Tuesday, November 30, 2010

IPv4 address pool draining fast

We're down to just seven /8 netblocks left. Those are the blocks assigned to the Regional Internet Registries (RIRs) who hand out blocks of addresses to entities needing to connect to the Internet. That means we've got effectively 2 blocks left, since when it hits 5 unallocated blocks each of the 5 RIRs will automatically get one of those 5. That'll exhaust the pool of addresses ICANN can allocate to RIRs.

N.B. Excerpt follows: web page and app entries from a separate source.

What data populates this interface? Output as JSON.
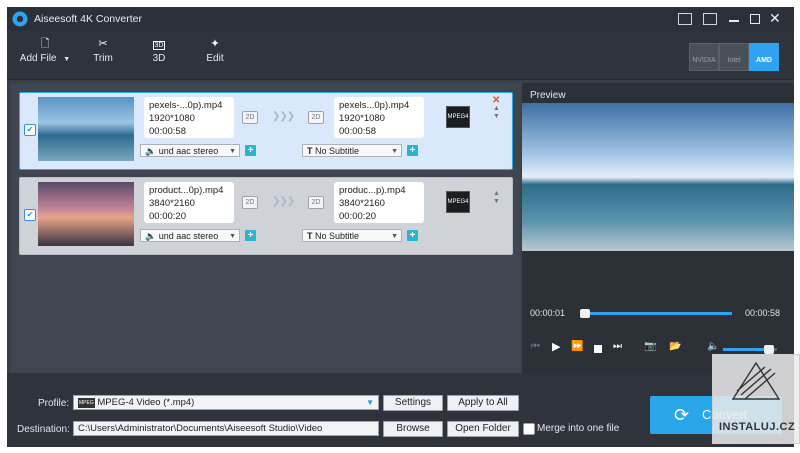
{
  "app": {
    "title": "Aiseesoft 4K Converter"
  },
  "toolbar": {
    "add_file": "Add File",
    "trim": "Trim",
    "threed": "3D",
    "edit": "Edit",
    "hw": [
      "NVIDIA",
      "Intel",
      "AMD"
    ]
  },
  "files": [
    {
      "src_name": "pexels-...0p).mp4",
      "src_res": "1920*1080",
      "src_dur": "00:00:58",
      "out_name": "pexels...0p).mp4",
      "out_res": "1920*1080",
      "out_dur": "00:00:58",
      "audio": "und aac stereo",
      "subtitle": "No Subtitle",
      "tag": "2D"
    },
    {
      "src_name": "product...0p).mp4",
      "src_res": "3840*2160",
      "src_dur": "00:00:20",
      "out_name": "produc...p).mp4",
      "out_res": "3840*2160",
      "out_dur": "00:00:20",
      "audio": "und aac stereo",
      "subtitle": "No Subtitle",
      "tag": "2D"
    }
  ],
  "preview": {
    "label": "Preview",
    "current_time": "00:00:01",
    "total_time": "00:00:58",
    "progress": 0.02,
    "volume": 0.8
  },
  "bottom": {
    "profile_label": "Profile:",
    "profile_value": "MPEG-4 Video (*.mp4)",
    "settings": "Settings",
    "apply_to_all": "Apply to All",
    "destination_label": "Destination:",
    "destination_value": "C:\\Users\\Administrator\\Documents\\Aiseesoft Studio\\Video",
    "browse": "Browse",
    "open_folder": "Open Folder",
    "merge": "Merge into one file",
    "convert": "Convert"
  },
  "watermark": {
    "text": "INSTALUJ.CZ"
  },
  "colors": {
    "accent": "#2fa2f2",
    "convert": "#2aa7e8",
    "window_bg": "#3a3f47"
  }
}
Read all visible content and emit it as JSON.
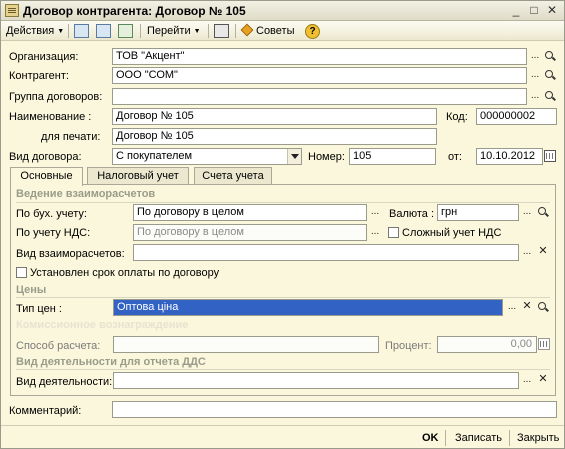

That won't mean too much immediately. The RIRs have unassigned space they can keep handing out. But they won't be able to go to ICANN to get more blocks. That means that when they assign their last space, that's it. Finished. No more. You want on the Internet? Sorry, no addresses left the RIR can give you. It won't be a big cliff, but gradually there'll be more and more problems. Hosting centers won't be able to add more machines because they don't have addresses to give them and can't get any. Consumer ISPs will have problems signing up subscribers because all the addresses available in that area are in use and the ISP can't get more address space. I figure it'll take about 6 months to a year to really come to a head.

Me, I'm going to finish prepping my LAN and gateway for full IPv6 capability and setting things up to run IPv6 internally in parallel with IPv4. That way I'll be ready for the inevitable switch to IPv6 by Cox. And I'm going to make sure any routers I buy will handle IPv6.

And I really ought to work out how to load custom firmware into Netgear routers and access points. I've things I want to do with them.

Sunday, November 14, 2010

Another reason to avoid the Windows Phone 7

Apparently the OS on Windows Phone 7 permanently modifies SD cards. Now, bear in mind that the card slot involved isn't an externally-accessible one, it's under the battery like the socket for the SIM card and you can't readily swap SD cards in and out of it. I suspect it's meant to offer carriers expanded storage for stuff that the user can't mess with or replace/upgrade themselves (if the carrier does things right). But it does bring up one point: Windows Phone 7 devices won't have an SD card slot users can swap cards in. No more dumping your files onto a card and reading them into another phone. No taking the card with phone files over to the computer and reading them in. No external backup of data. No external swappable storage period. To me that's a good reason to avoid those phones. I'd stick with an Android or other smartphone, where I've got the option of external storage.